Items from an interface collection:
'''

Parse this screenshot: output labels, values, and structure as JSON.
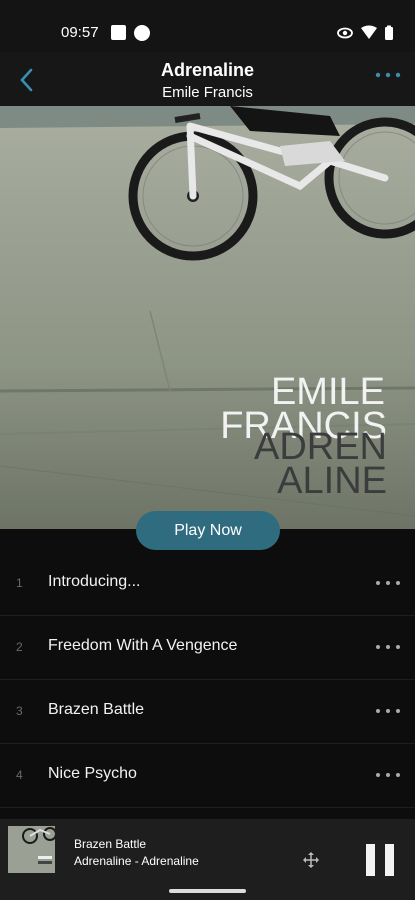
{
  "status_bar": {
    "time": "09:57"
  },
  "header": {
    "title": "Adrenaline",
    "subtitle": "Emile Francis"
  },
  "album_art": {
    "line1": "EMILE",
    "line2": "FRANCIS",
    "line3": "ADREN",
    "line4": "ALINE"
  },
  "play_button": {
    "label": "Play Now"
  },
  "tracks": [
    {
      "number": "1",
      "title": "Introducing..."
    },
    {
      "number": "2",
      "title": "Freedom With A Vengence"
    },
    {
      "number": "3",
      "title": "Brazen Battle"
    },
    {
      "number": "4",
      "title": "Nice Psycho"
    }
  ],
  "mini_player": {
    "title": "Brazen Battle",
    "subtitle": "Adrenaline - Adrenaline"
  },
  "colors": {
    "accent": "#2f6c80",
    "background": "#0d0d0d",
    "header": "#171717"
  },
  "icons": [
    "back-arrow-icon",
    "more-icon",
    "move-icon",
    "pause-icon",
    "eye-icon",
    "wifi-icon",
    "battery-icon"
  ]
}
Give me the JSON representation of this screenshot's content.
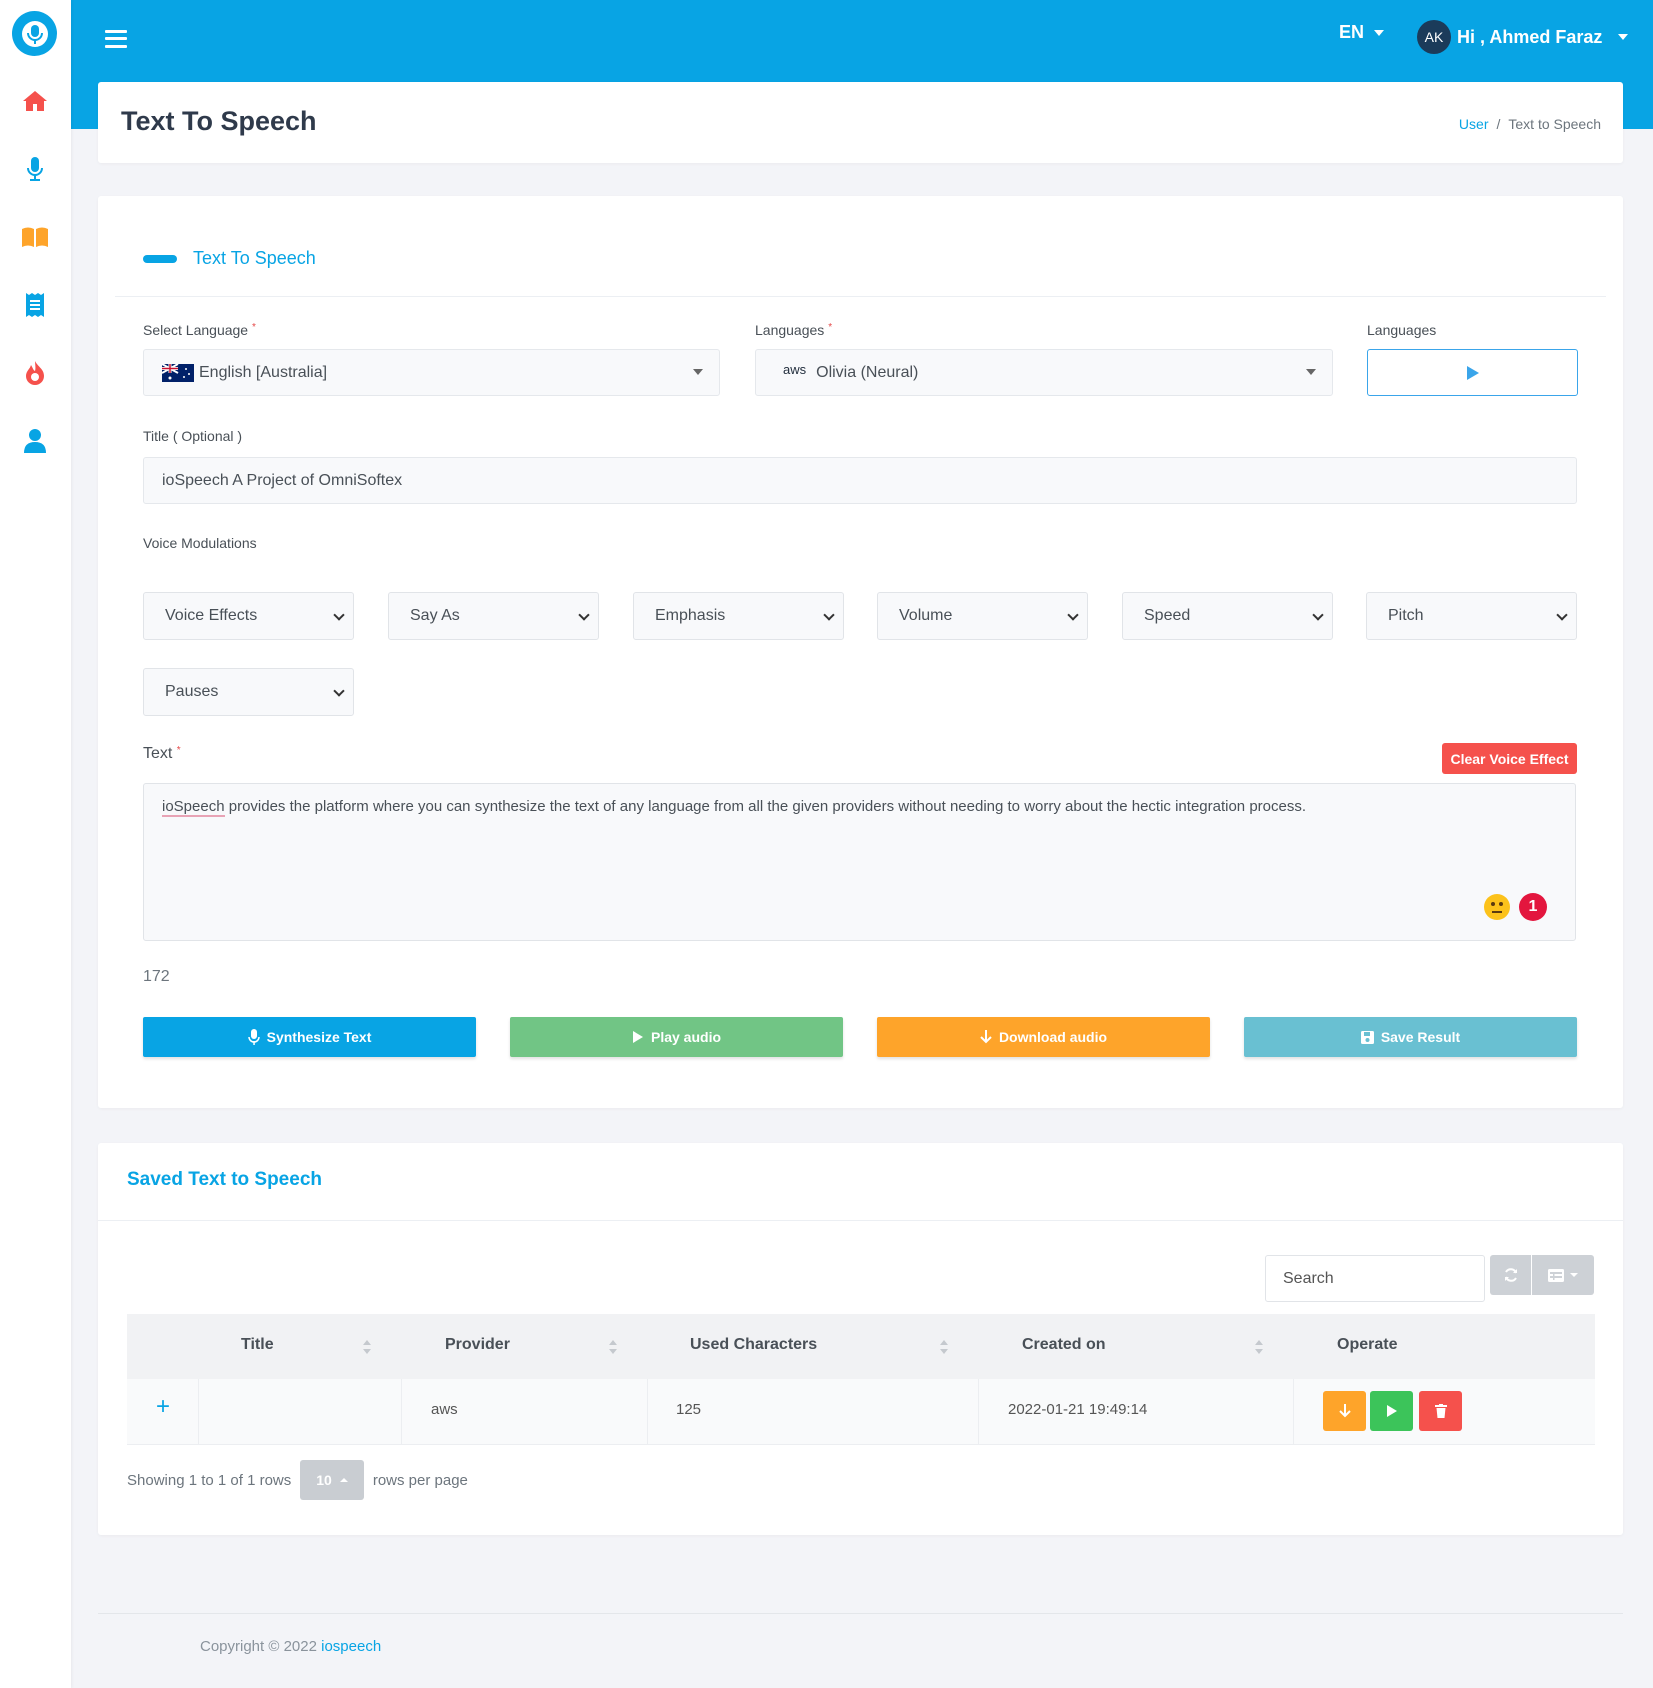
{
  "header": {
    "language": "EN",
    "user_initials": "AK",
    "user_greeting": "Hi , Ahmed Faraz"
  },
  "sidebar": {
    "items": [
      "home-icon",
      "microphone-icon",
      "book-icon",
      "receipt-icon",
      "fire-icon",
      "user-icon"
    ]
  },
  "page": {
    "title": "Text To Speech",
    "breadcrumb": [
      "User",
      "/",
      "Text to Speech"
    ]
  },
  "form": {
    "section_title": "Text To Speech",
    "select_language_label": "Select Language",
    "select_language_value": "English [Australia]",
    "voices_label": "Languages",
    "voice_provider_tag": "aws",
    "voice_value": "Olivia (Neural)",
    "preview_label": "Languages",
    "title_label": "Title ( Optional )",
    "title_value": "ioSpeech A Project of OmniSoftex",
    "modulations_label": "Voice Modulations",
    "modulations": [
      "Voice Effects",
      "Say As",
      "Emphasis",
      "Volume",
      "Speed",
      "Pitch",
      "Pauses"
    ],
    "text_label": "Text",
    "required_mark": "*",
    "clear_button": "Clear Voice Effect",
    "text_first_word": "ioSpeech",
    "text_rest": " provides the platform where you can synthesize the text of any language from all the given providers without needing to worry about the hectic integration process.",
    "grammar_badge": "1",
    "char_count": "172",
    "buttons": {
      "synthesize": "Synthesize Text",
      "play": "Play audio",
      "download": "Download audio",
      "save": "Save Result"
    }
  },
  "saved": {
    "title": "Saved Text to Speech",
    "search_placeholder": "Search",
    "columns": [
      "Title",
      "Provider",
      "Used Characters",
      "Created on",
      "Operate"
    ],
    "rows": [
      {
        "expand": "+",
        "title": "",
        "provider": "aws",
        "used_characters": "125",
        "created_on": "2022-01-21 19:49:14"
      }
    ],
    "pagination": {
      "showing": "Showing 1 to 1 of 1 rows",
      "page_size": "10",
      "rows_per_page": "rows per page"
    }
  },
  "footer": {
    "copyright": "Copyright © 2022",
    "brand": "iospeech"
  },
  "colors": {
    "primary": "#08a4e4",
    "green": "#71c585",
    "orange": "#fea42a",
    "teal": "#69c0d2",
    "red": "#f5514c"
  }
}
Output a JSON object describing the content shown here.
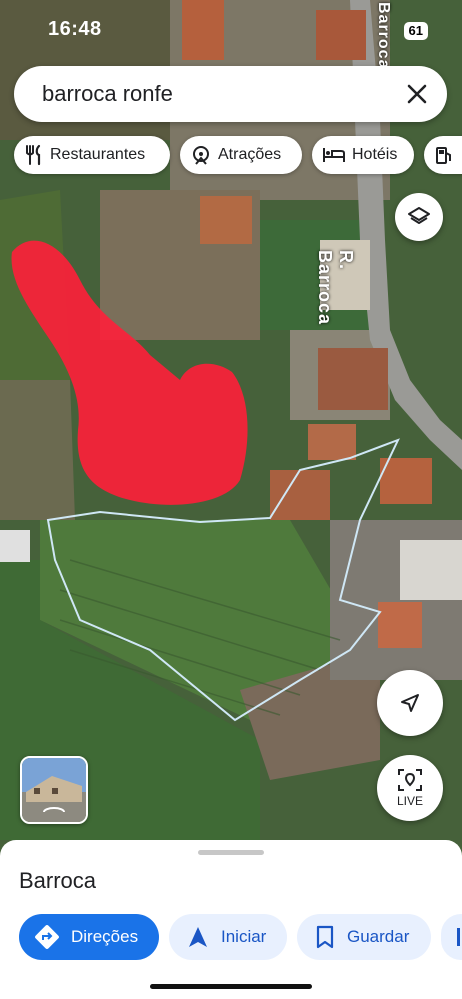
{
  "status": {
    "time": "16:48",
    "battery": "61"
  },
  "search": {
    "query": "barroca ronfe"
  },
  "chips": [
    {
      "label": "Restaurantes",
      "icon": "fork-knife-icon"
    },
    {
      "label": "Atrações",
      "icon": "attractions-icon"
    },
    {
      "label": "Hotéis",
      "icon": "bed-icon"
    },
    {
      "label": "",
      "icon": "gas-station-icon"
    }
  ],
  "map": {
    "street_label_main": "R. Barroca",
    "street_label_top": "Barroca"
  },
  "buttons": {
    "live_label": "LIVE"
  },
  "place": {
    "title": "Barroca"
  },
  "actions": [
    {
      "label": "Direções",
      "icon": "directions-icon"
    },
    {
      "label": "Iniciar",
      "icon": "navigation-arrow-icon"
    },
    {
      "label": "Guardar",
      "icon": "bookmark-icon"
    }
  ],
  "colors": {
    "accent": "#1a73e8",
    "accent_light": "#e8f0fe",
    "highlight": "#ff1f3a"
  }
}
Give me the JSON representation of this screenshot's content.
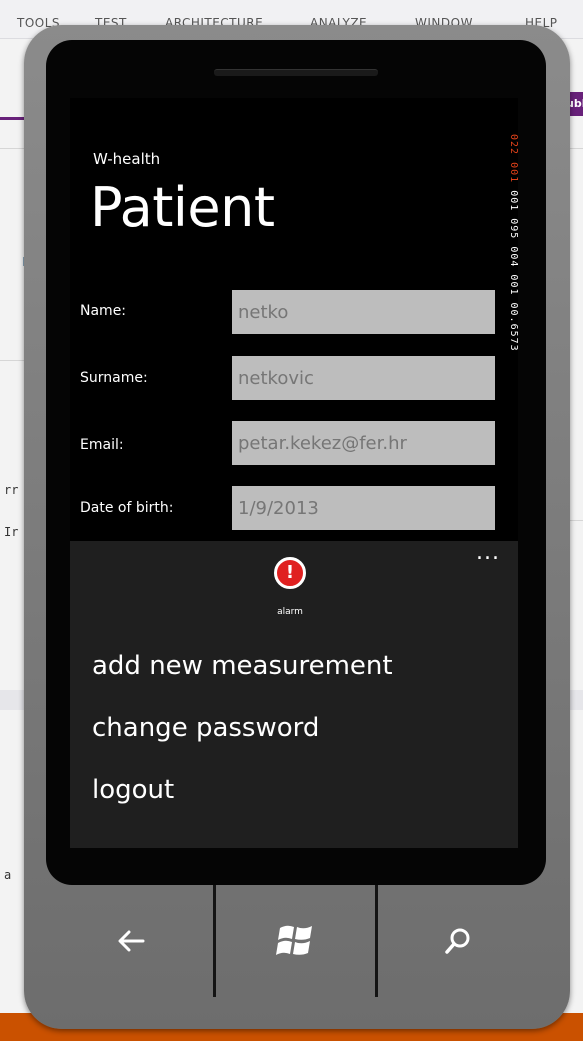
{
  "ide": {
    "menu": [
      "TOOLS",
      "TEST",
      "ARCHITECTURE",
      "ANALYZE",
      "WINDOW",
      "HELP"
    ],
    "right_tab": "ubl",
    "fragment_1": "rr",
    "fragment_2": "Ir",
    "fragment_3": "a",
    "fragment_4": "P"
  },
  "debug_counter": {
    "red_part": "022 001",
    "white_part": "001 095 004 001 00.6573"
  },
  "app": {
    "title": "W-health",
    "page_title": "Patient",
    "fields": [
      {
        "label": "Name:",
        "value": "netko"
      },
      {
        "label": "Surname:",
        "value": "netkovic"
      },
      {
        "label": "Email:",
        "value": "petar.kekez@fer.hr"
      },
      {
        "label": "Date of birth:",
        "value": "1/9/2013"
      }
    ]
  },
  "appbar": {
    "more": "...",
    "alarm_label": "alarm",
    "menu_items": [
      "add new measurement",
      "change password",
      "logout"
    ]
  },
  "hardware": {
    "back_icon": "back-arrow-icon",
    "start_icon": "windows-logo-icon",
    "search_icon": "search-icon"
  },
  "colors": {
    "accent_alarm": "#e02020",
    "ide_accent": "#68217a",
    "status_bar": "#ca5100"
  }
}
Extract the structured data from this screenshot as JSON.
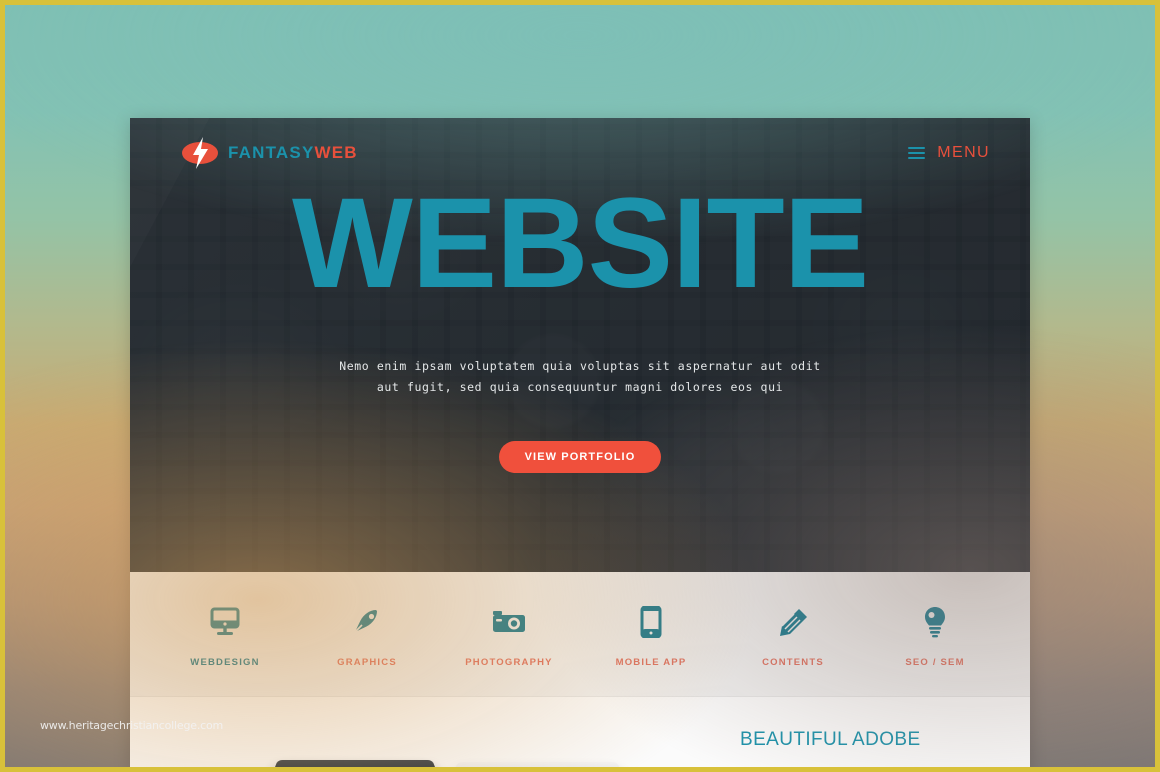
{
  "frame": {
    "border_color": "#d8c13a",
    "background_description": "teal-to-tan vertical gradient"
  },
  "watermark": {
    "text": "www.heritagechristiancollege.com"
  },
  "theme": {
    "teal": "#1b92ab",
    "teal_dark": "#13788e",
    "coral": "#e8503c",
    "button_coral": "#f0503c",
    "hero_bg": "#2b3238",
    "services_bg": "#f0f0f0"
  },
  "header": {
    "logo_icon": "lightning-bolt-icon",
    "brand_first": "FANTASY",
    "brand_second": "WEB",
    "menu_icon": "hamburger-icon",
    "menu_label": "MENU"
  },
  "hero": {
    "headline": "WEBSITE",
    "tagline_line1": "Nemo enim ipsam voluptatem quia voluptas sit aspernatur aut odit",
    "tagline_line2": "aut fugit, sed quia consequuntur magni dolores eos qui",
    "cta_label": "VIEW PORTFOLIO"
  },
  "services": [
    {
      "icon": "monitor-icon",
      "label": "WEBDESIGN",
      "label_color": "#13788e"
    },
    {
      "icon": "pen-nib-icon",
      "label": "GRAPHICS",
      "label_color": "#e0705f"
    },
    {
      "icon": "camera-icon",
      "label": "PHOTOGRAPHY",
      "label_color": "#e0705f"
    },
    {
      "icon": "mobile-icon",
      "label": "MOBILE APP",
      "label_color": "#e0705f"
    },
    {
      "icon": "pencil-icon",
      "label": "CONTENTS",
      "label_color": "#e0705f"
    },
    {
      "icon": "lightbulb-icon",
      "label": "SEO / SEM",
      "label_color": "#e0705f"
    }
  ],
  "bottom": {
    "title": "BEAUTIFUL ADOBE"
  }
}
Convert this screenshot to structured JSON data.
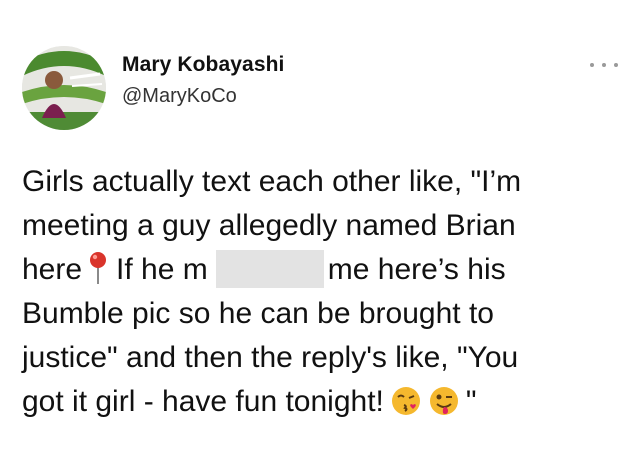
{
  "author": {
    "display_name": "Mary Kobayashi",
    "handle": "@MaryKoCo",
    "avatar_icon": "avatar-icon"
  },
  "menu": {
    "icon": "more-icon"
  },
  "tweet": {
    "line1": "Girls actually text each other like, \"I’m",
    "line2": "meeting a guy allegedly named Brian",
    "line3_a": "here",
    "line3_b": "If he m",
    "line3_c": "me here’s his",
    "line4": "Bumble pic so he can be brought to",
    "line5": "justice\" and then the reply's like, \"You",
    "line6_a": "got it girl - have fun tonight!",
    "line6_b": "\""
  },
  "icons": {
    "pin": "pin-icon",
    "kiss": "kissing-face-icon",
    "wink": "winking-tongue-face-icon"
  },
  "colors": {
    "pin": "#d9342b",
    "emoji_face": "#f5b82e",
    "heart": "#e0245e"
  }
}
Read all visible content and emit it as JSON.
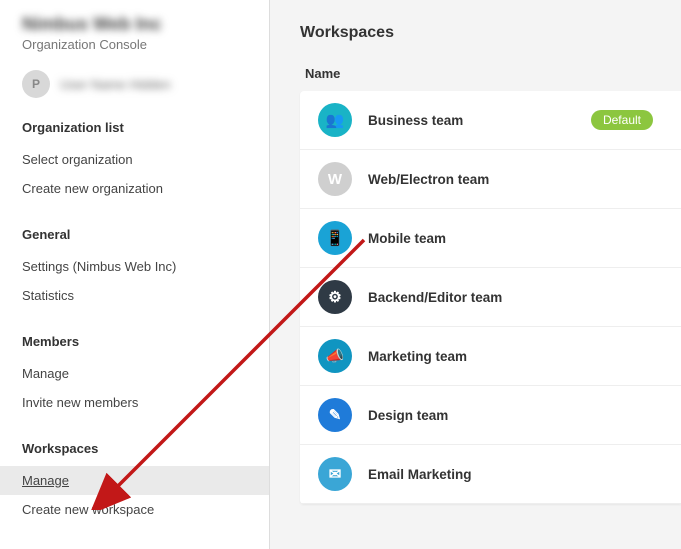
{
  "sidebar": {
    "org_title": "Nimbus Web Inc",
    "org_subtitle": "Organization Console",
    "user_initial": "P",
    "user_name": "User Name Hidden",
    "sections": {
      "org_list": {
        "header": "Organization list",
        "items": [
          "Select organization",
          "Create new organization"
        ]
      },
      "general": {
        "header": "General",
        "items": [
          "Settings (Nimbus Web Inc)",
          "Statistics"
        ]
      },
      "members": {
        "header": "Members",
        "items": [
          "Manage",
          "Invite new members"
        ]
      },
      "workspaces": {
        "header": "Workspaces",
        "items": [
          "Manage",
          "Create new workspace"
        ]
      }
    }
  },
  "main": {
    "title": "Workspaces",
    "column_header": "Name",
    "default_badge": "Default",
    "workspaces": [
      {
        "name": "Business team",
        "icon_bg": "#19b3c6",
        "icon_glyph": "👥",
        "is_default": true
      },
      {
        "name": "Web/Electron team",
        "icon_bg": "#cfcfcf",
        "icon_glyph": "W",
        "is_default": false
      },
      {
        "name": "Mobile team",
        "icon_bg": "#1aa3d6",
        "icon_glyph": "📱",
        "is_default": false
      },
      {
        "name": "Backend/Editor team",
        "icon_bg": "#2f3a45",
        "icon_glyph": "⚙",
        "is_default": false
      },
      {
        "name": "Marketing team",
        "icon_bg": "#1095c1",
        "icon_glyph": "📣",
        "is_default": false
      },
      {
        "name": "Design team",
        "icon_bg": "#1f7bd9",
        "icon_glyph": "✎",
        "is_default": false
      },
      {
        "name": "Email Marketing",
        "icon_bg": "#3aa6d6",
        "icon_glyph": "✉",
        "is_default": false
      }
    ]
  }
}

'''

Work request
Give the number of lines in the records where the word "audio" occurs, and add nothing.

Exercise output
2